Starting with meditative reading, and this is what Madame Guyon had to say:

“[To do] meditative reading, choose [a passage of Scripture from the Bible], or some important practical or speculative truth [from a truly spiritual book], always preferring the practical [from the latter], and proceed in the following way. Whatever passage you have chosen, read only a small amount of it. [Then mentally chew on it], doing your best to taste and digest it – to get all the strong meat and nourishment out of it. Do not go any further while any [spiritual] taste or flavor remains in the passage – [that is, while you are still getting something spiritual out of it]. Then take up your book again and do as before, seldom reading more than half a page at a time.”

Those who read fast obtain no more advantage than a bee would by only skimming over the surface of the flower instead of penetrating into it and extracting its sweets. Such reading is for scholastic subjects rather than divine truths. To profit from [the Bible and] spiritual books, we must read as I have described. I am certain that if we use that method, our [meditative reading] will gradually develop in us the habit of praying, and will make us more inclined to pray.

Meditation, which is the other method, should be done during times that you set aside especially to meditate, not to read. I believe that the best way to meditate is as follows.

By faith come into the presence of God, then read [or bring to mind] some truth or Bible verse in which there is solid spiritual food. Now think quietly about it, not to reason it out but merely to focus your mind. You use Bible verse to help you focus your mind so that you will begin to be aware of the presence of God within you, so do not concentrate on the verse itself or try to reason it out.

Now by an active faith in God in your soul, eagerly [and expectantly] sink into yourself – [into your innermost being], preventing all your senses from wandering about [by continuing to focus on your Bible verse]. Doing this will keep you from numerous distractions, remove your thoughts from external things, and draw you near to God. For He is only to be found in your innermost center, which is the Holy of Holies in which He dwells. He has even promised to come and make His abode with those who do His will.

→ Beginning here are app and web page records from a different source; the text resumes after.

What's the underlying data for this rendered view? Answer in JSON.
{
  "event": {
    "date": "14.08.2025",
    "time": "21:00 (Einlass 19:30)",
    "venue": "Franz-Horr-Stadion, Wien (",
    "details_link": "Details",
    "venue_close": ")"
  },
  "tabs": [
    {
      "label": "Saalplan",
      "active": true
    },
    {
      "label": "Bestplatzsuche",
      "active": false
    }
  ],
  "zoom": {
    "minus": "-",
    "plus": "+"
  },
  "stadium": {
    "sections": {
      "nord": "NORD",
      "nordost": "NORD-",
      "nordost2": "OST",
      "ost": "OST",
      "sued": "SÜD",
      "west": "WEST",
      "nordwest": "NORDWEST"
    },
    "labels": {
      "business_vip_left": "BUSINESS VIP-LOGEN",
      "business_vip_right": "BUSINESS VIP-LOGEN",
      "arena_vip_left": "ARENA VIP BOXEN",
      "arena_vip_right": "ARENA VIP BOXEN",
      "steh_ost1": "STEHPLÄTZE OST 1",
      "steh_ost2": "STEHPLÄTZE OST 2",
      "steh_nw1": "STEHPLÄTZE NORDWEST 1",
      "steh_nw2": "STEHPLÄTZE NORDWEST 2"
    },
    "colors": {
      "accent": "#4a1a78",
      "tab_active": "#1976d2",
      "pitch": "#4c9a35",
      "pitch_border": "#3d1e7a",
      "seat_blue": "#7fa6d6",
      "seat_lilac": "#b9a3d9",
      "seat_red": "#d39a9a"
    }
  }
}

St. Augustine blamed himself for the time he had lost in not having sought God in this manner of prayer from the beginning.

When you have fully withdrawn your thoughts into yourself, you will sense within you the warm presence of God. When your senses are all gathered together and withdrawn from the external to the internal, let your soul linger sweetly and silently on the Scripture verse you have read. Do not try to reason out the truth in it, just let your soul feed on it. Encourage and strengthen your will to this by your love for God, rather than tiring your mind with constant study. Now when your affections warmly sense the presence of God within you – which is a state that may appear difficult at first, but as I will soon show is easily attained, allow them to rest lovingly [upon the truth] and to absorb or swallow what they have tasted.

For we may enjoy the flavor of delicious food when chewing it, yet we will get no nourishment from the food if we do not stop chewing and swallow it. In the same way, if we try to stir up our affections even more when they are aroused, we extinguish the flame and our soul is deprived of its nourishment. We should, therefore, in a restful state of love, full of respect and confidence, swallow the blessed [spiritual] food we have received. This method is highly effective, and will advance the soul more in a short time than any other [method] will in years.

After reading this, please don’t be discouraged if you found it to be very profound or difficult to understand.

Christian meditation is a deeply spiritual practice, requiring hours to master, and an endeavour which many give up after awhile. Indeed, Madame Guyon herself noted: “I grant that few people meditate, for few people are capable of doing it.” On meditative prayer, she added: “Meditative prayer is not the prayer God requires of those who are thirsty for salvation, nor the manner of prayer that I recommend.

Of course, you might ask: “Isn’t there some easier way to perform Christian meditation?

I think there is, and I share this in my article, Christian Meditation: A Quck Start-up Guide.